“At the beginning of the 2000s, smallholders in Pará were much more engaged in small-scale clearings than in Mato Grosso. Deforestation on small properties remained relatively more persistent in Pará throughout the early 2010s. In addition, the share of small-scale clearing in overall state deforestation increased sharply into the late 2000s, especially when compared to Mato Grosso.”
The reason for the shifts appear to be related to Brazil’s system for monitoring deforestation. Large-scale clearing is more easily detected by the satellite system, which an earlier CPI study concluded was responsible for more than three-fifths of the observed drop in deforestation since 2004. Clearings under 25 hectares are usually missed by the alert system used for on-the-ground law enforcement.
“Researchers suspect the change in clearing size from medium and large-scale tracts to smaller tracts may be mainly due to the effectiveness of the remote-enforcement program that thwarted clearings larger than 25 hectares. When this type of illegal activity was more easily detected by the monitoring system, and, thus, more effectively contained, property holders in Mato Grosso shifted their deforestation activities to smaller tracts of land to escape detection.”
In contrast, because proportionally more deforestation in Pará has been driven by smallholders historically, they had less need to actually curb their practices.
“Pará landholders were more likely to elude the remote monitoring system because they were much less visible to law-enforcers,” said CPI. “This suggests that conservation policies may have been more effective in curbing deforestation in Mato Grosso than Pará.”
The conclusions are consistent with the messaging Brazilian authorities have been espousing in recent months, attributing blame for an apparent rise in deforestation to “illegal deforesters”. Others have pointed to other issues, including Brazil’s weakening economy and currency as well as the 2012 revision of the country’s Forest Code, which relaxed regulations on forest clearance on private lands. All of these developments post-date the study period, which runs from 2004-2012.
Nonetheless, the findings still have important policy implications.

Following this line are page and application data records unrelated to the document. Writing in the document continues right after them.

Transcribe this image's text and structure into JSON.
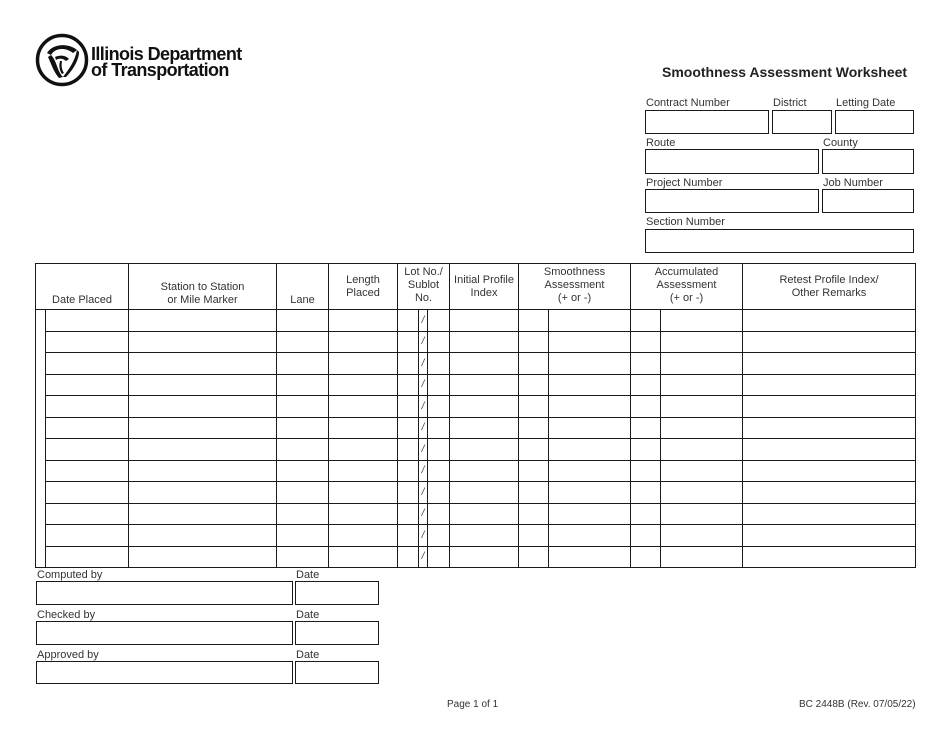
{
  "header": {
    "logo_line1": "Illinois Department",
    "logo_line2": "of Transportation",
    "title": "Smoothness Assessment Worksheet"
  },
  "info_fields": {
    "contract_number": {
      "label": "Contract Number",
      "value": ""
    },
    "district": {
      "label": "District",
      "value": ""
    },
    "letting_date": {
      "label": "Letting Date",
      "value": ""
    },
    "route": {
      "label": "Route",
      "value": ""
    },
    "county": {
      "label": "County",
      "value": ""
    },
    "project_number": {
      "label": "Project Number",
      "value": ""
    },
    "job_number": {
      "label": "Job Number",
      "value": ""
    },
    "section_number": {
      "label": "Section Number",
      "value": ""
    }
  },
  "table": {
    "columns": [
      {
        "key": "date_placed",
        "label": "Date Placed"
      },
      {
        "key": "station",
        "label": "Station to Station\nor Mile Marker"
      },
      {
        "key": "lane",
        "label": "Lane"
      },
      {
        "key": "length",
        "label": "Length\nPlaced"
      },
      {
        "key": "lot",
        "label": "Lot No./\nSublot\nNo."
      },
      {
        "key": "ipi",
        "label": "Initial Profile\nIndex"
      },
      {
        "key": "smoothness",
        "label": "Smoothness\nAssessment\n(+ or -)"
      },
      {
        "key": "accumulated",
        "label": "Accumulated\nAssessment\n(+ or -)"
      },
      {
        "key": "remarks",
        "label": "Retest Profile Index/\nOther Remarks"
      }
    ],
    "lot_separator": "/",
    "row_count": 12
  },
  "signatures": [
    {
      "label": "Computed by",
      "date_label": "Date"
    },
    {
      "label": "Checked by",
      "date_label": "Date"
    },
    {
      "label": "Approved by",
      "date_label": "Date"
    }
  ],
  "footer": {
    "page": "Page 1 of 1",
    "form_id": "BC 2448B (Rev. 07/05/22)"
  }
}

First, say the researchers, Brazil needs develop and implement a better remote-sensing based monitoring system that detects small-scale clearing. Given recent advances in satellite and drone technology, combined with use of artificial intelligence and predicative models for forecasting where deforestation is likely to occur, that isn’t as tall an order as it would have been even just five years ago.
Second, Brazil must craft actions that more effectively target small-scale deforestation. But regional differences mean that a one-size-fits-all strategy is likely to fail, so policymakers need to consider specific local conditions.
And third, Brazil shouldn’t let down its guard with medium- and large-scale clearing given the substantial role those actors have had historically in chopping down the Amazon.
“It is clear that Brazil’s efforts to curb deforestation are working,” said study co-author Juliano Assunção, Director of CPI’s Brazil operations and professor at the Department of Economics at the Pontifical Catholic University of Rio de Janeiro, in a statement. “Our study shows, though, that there are still challenges. We need to step up forest protection strategies on smaller tracts of land.”
CITATION: Juliano Assunção and Clarissa Gandour. Strengthening Brazil’s Forest Protection in a Changing Landscape. Climate Policy Initiative (CPI) and the Pontifical Catholic University of Rio de Janeiro (PUC-Rio). Published: August 2015.